Nate Bargatze is blowing up.

He’s been a regular on late shows for years, and has been a touring comedian for more than a decade. And though he’s released two albums and a Comedy Central special, in 2017, Bargatze gained even more fans thanks to the Netflix series, The Standups. His half-hour set, which opens the show, is a highlight of the series, and led to the recently-released, hour-long special The Tennessee Kid.

In it, he muses about being husband, a son of a professional magician and what to do if you should ever encounter a dead horse.

We recently spoke with Nate about the special, his faith, getting his start with Pete Holmes and yes, failing a bowling class.

Did you feel a certain kind of pressure knowing that this special was going to be on Netflix and reach such a huge audience?

Yeah, you know the last one [the opening episode of The Standups], just being a half hour, just had such a great response, and I could tell that with these shows, everybody watched it.

I wanted this special that just came out to be good and I want it to be as good as that. You don’t want it to be a letdown. Hopefully, it won’t be, and if it’s not Twitter will tell me.

In the special, you talk about your dad’s career as a magician. What was your parents’ reaction when you told them you wanted to pursue comedy?

Mine were super supportive. With my dad doing magic shows, he loved it. I mean, look, college was not working out. I mean, I failed bowling. 

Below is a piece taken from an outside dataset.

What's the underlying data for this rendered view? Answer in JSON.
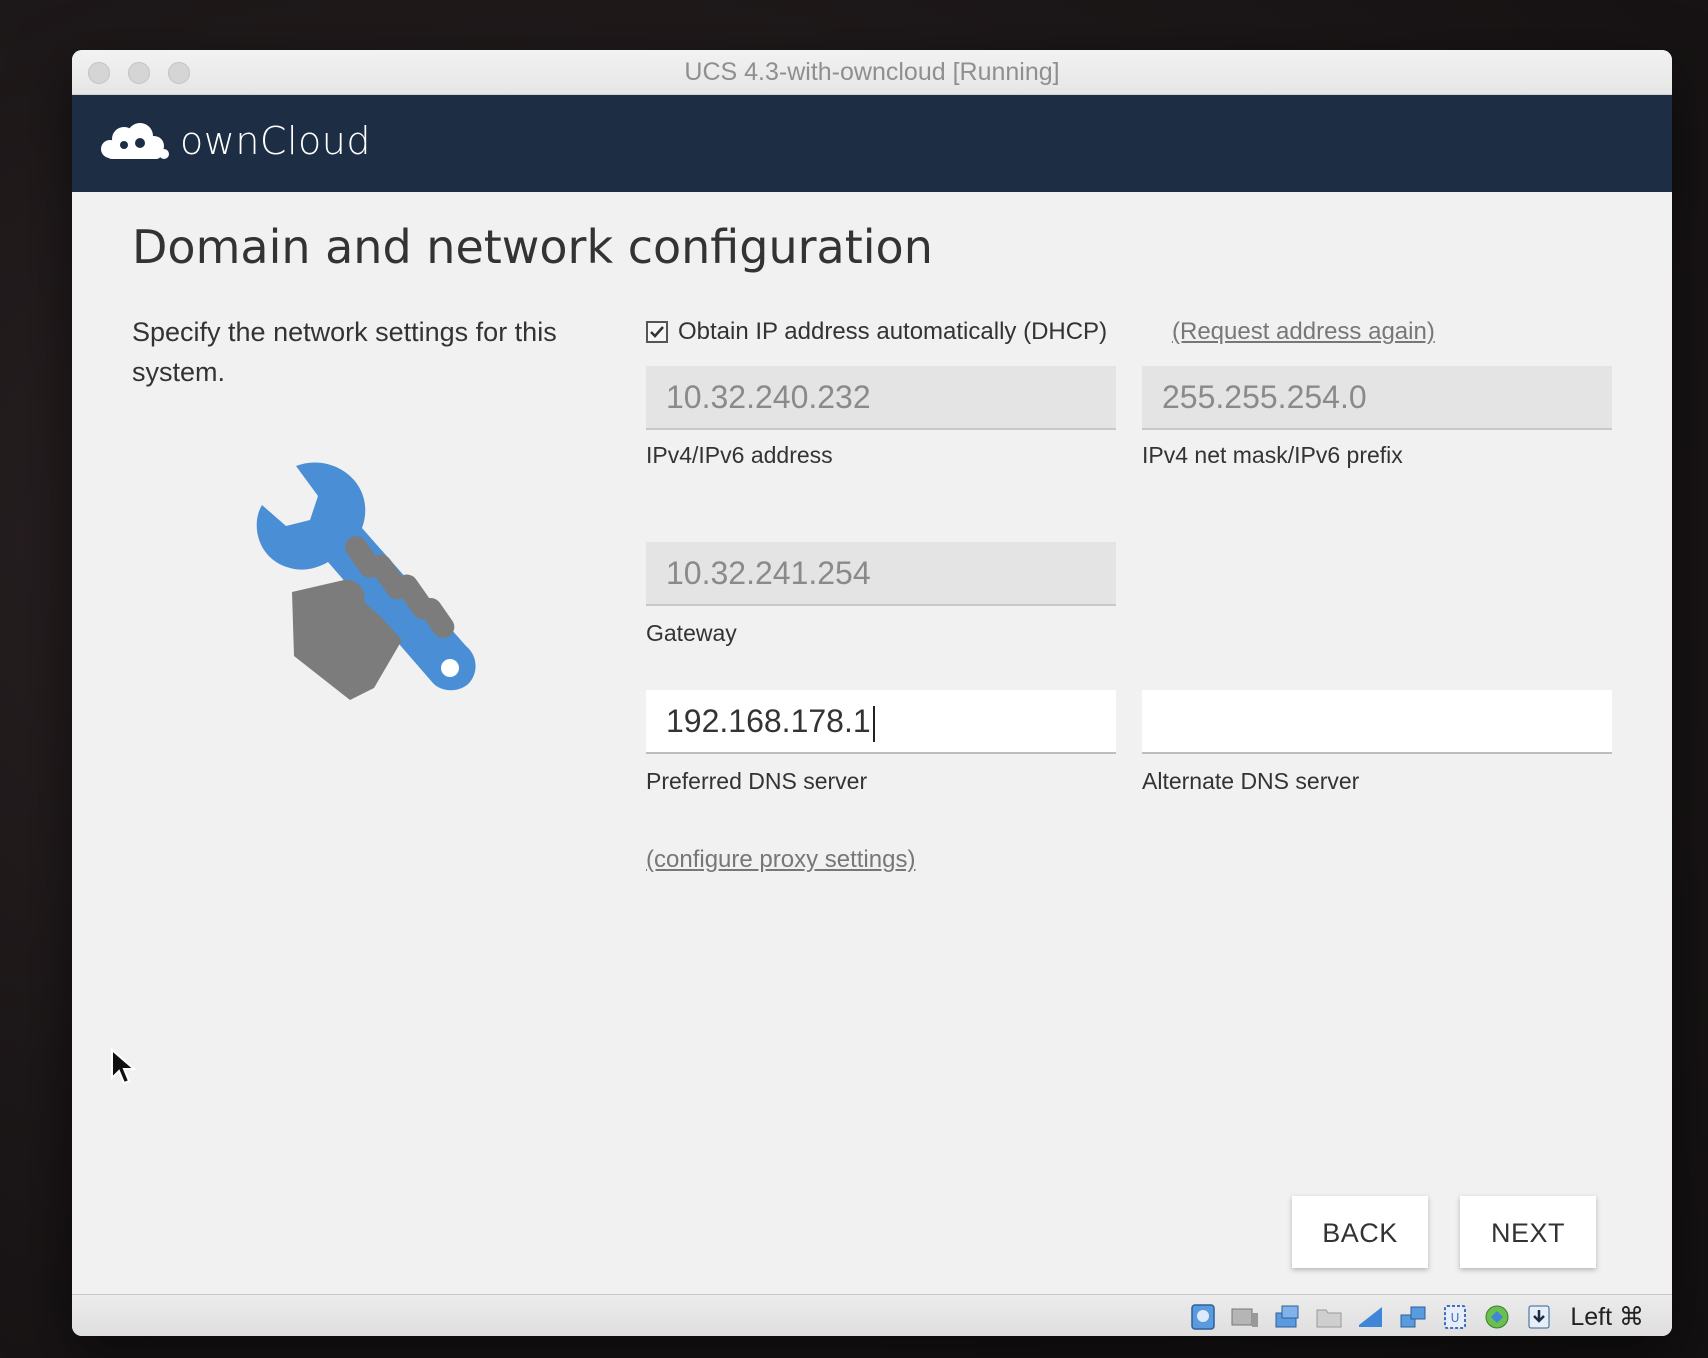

How do you fail bowling just out of curiosity?

I don’t know. I’m actually not that bad of a bowler.

You grew up in a Christian home, and many of your wife’s family members are in the ministry. I’m curious, what did you think of Pete Holmes’ show Crashing?

Well, I started with Pete at that comedy club [featured early in the series].  Pete got me barking at the Boston comedy club. We were in Chicago together, and then he moved to New York about maybe six months before I did. He was handing out flyers at that club, and he was like, ‘I can get you in there too.’ So I started handing out flyers with Pete.

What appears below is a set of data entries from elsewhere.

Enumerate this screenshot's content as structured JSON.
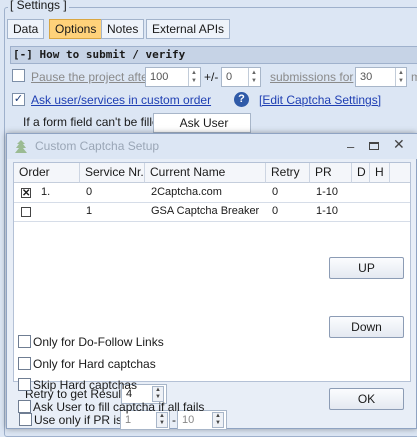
{
  "settings": {
    "caption": "[ Settings ]",
    "tabs": [
      "Data",
      "Options",
      "Notes",
      "External APIs"
    ],
    "active_tab": "Options",
    "section_title": "[-] How to submit / verify",
    "pause_project": {
      "label": "Pause the project after",
      "value": "100",
      "plus_minus": "+/-",
      "variance": "0",
      "submissions_label": "submissions for",
      "minutes": "30",
      "trailing": "m"
    },
    "ask_user_services": {
      "label": "Ask user/services in custom order",
      "checked": true,
      "edit_link": "[Edit Captcha Settings]"
    },
    "form_field": {
      "label": "If a form field can't be filled",
      "value": "Ask User"
    }
  },
  "dialog": {
    "title": "Custom Captcha Setup",
    "columns": [
      "Order",
      "Service Nr.",
      "Current Name",
      "Retry",
      "PR",
      "D",
      "H"
    ],
    "rows": [
      {
        "checked": true,
        "order": "1.",
        "service_nr": "0",
        "name": "2Captcha.com",
        "retry": "0",
        "pr": "1-10"
      },
      {
        "checked": false,
        "order": "",
        "service_nr": "1",
        "name": "GSA Captcha Breaker",
        "retry": "0",
        "pr": "1-10"
      }
    ],
    "retry_label": "Retry to get Result",
    "retry_value": "4",
    "pr_only_label": "Use only if PR is",
    "pr_from": "1",
    "pr_dash": "-",
    "pr_to": "10",
    "dofollow_label": "Only for Do-Follow Links",
    "hard_label": "Only for Hard captchas",
    "skip_hard_label": "Skip Hard captchas",
    "ask_user_label": "Ask User to fill captcha if all fails",
    "up_button": "UP",
    "down_button": "Down",
    "ok_button": "OK"
  },
  "icons": {
    "dialog": "captcha-setup-icon",
    "help": "help-icon",
    "minimize": "minimize-icon",
    "maximize": "maximize-icon",
    "close": "close-icon"
  },
  "colors": {
    "active_tab": "#ffd27a",
    "link": "#1f3fb3",
    "background": "#dce6f4"
  }
}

Pete got to make the show that every comic wants to make. I remember Pete was a Christian. And when I first moved to Chicago that was the first time I ever moved where … you know, in Tennessee, everybody is a Christian. You can can look outside your car and be like, ‘All these people go to church.’ You don’t meet people that don’t. So Chicago was the first time that I ever met people that either weren’t religious or didn’t believe in God. Then Pete was. Me and him bonded over that too just because we were in a world of comics that are not.

It was awesome to see his show. He was completely, very honest about it, and I’m always a fan of that. I’m a fan of honesty. 

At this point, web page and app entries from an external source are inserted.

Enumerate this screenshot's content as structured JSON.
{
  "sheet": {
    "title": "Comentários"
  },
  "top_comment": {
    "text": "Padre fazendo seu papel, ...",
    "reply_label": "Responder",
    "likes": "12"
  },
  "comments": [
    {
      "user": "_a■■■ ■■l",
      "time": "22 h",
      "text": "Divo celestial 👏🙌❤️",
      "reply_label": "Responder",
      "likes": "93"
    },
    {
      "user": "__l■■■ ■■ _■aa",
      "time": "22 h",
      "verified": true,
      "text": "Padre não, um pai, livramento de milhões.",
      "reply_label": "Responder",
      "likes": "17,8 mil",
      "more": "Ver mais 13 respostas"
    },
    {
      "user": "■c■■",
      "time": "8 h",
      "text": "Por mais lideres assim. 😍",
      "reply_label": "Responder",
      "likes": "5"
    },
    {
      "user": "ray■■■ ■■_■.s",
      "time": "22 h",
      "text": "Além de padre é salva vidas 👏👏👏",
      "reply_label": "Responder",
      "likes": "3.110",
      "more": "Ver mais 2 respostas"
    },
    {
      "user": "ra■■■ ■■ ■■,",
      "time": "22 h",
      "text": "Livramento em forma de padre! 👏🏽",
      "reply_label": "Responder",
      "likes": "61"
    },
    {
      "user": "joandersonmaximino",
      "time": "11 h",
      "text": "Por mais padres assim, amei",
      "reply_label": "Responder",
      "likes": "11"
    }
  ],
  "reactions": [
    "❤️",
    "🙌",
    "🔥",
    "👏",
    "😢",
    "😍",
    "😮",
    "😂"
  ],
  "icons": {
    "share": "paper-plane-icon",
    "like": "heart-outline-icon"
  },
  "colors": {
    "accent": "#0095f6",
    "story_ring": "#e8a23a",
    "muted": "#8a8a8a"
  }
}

A lot a people that I was around weren’t Christians and didn’t grow up in the church or anything. Sometimes guys can go away from that, but it just made me get more into it, because I just thought, ‘Why do you think you’re right?’ I’ve always said I trust my parents more than I trust anybody else I ever met. 

There’s a really funny moment in the special when you talk about surprising your dad during a performance.  Have you had a lot of opportunities to work with your dad or is that just kind of like a one time kind of fun thing? 

We’ve done it a bunch. When I do Nashville he’ll open for me here. He’ll do dates with me and stuff. I mean he puts on an unbelievable show. It’s actually very hard to go behind him. He’s very funny.  

Do you and your dad ever get competitive with it or is it pretty friendly? 

He does a lot of motivational speaking too. He gives like his testimony, and he talks about me in there, and I always have people tell me how proud he is. He’s very respected in the magic community, and everybody knows him but we’re in two different kinds of worlds.